P.S. At the 6:12 minute mark of this song does she sing a chord?  I think she sang a chord!!  And I love the drummers reaction, he literally got out of his seat as if to say, what just happened.

Singing with Robert Glasper in Harlem, Live at Marcus Garvey Park in August 2012, a classic Nirvana rock song “Smells Like Teen Spirit ” with a jazz twist. Brilliant.

To see more Sunday Jazz Corner Archives (Billie Holiday, Chet Baker, Sarah Vayghan, Cag Calloway and more…)

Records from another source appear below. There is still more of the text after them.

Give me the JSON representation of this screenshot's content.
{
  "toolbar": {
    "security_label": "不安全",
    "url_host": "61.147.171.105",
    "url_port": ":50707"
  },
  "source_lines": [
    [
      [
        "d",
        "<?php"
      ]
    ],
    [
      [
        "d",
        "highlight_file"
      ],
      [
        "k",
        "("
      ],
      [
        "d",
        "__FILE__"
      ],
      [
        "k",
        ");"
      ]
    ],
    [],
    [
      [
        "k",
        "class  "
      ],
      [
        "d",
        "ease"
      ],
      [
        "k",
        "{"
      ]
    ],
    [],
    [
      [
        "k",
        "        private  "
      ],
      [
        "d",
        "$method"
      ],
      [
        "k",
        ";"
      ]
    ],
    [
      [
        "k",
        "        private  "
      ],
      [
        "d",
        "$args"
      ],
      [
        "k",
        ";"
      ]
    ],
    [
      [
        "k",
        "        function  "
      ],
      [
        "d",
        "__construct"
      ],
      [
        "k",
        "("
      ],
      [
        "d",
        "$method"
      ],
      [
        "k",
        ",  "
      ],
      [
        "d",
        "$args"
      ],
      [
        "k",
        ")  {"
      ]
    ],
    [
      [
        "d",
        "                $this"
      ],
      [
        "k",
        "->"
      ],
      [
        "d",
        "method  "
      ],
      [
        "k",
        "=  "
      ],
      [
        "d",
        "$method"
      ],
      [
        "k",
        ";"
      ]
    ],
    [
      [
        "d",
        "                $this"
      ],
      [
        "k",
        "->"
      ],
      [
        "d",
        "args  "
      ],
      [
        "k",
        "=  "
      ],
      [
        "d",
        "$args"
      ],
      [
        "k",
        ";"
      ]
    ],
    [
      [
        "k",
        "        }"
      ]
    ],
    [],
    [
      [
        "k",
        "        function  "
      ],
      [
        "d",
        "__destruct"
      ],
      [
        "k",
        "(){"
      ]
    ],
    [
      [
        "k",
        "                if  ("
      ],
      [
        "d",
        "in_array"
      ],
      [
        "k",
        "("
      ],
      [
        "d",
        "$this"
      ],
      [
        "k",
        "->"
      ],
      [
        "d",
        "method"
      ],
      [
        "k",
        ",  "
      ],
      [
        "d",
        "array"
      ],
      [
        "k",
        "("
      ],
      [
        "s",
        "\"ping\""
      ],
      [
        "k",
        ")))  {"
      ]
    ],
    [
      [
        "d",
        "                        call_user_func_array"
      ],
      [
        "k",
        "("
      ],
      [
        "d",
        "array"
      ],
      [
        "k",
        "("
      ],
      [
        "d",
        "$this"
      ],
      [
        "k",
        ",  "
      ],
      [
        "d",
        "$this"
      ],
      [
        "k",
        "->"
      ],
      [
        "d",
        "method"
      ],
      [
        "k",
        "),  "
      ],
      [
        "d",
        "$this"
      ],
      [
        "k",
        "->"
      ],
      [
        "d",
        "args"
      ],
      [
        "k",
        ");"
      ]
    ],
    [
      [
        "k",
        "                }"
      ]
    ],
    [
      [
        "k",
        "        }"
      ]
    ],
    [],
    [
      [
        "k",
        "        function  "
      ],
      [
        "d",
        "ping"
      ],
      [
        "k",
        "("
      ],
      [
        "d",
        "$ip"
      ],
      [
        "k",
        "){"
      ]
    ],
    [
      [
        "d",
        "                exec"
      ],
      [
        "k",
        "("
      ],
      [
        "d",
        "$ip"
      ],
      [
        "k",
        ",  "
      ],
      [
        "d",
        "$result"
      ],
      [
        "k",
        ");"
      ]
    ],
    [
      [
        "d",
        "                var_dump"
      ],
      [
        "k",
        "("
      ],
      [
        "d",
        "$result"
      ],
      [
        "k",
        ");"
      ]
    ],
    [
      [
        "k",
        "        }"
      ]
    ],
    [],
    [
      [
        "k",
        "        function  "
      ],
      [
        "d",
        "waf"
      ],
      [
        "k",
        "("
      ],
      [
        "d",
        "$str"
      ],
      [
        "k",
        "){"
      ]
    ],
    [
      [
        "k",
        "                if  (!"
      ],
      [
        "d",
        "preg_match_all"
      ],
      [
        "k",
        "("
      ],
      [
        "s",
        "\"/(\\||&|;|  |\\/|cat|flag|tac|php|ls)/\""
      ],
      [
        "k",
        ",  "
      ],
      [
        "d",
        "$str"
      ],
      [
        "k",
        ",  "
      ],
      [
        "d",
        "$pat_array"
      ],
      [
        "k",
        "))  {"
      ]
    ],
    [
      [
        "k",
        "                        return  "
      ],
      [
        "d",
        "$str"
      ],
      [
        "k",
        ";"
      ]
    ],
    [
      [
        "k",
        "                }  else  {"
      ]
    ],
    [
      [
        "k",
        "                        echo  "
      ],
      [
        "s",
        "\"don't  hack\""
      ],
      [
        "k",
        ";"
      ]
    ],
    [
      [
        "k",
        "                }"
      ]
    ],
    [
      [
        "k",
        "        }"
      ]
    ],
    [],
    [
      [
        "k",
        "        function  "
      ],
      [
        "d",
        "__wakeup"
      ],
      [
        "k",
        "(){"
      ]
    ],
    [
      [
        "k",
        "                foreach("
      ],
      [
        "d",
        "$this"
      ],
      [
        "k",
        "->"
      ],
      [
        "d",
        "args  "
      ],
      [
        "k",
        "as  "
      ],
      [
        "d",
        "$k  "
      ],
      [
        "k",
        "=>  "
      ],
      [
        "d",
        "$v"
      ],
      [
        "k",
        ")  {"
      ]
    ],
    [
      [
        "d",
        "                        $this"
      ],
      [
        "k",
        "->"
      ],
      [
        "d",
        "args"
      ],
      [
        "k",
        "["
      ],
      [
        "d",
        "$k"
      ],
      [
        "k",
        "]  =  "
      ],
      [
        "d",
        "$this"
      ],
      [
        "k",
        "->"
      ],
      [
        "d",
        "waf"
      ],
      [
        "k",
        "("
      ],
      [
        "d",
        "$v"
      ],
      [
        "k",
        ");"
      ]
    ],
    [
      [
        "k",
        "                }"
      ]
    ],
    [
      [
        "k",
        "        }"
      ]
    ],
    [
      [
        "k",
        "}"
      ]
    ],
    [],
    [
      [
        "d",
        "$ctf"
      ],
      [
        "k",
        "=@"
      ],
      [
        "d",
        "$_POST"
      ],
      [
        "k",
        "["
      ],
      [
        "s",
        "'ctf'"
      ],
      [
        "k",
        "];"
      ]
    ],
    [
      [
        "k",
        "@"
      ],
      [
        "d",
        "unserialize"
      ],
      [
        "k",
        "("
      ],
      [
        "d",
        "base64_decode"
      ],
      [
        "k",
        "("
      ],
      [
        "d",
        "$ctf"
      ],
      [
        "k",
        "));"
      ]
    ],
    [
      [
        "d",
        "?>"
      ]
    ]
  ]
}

Posted in Art and Culture, Celebrity, Central Harlem, Community, Dance, East Harlem, Entertainment, Faith/Religion, Harlem, History, Menu Harlem Restaurant Row, Music, New York City, North Harlem, South Harlem (SOHA), Sunday Jazz Corner, West Harlem Tagged with: , , , , , , , , , , , , , , , , , , , ,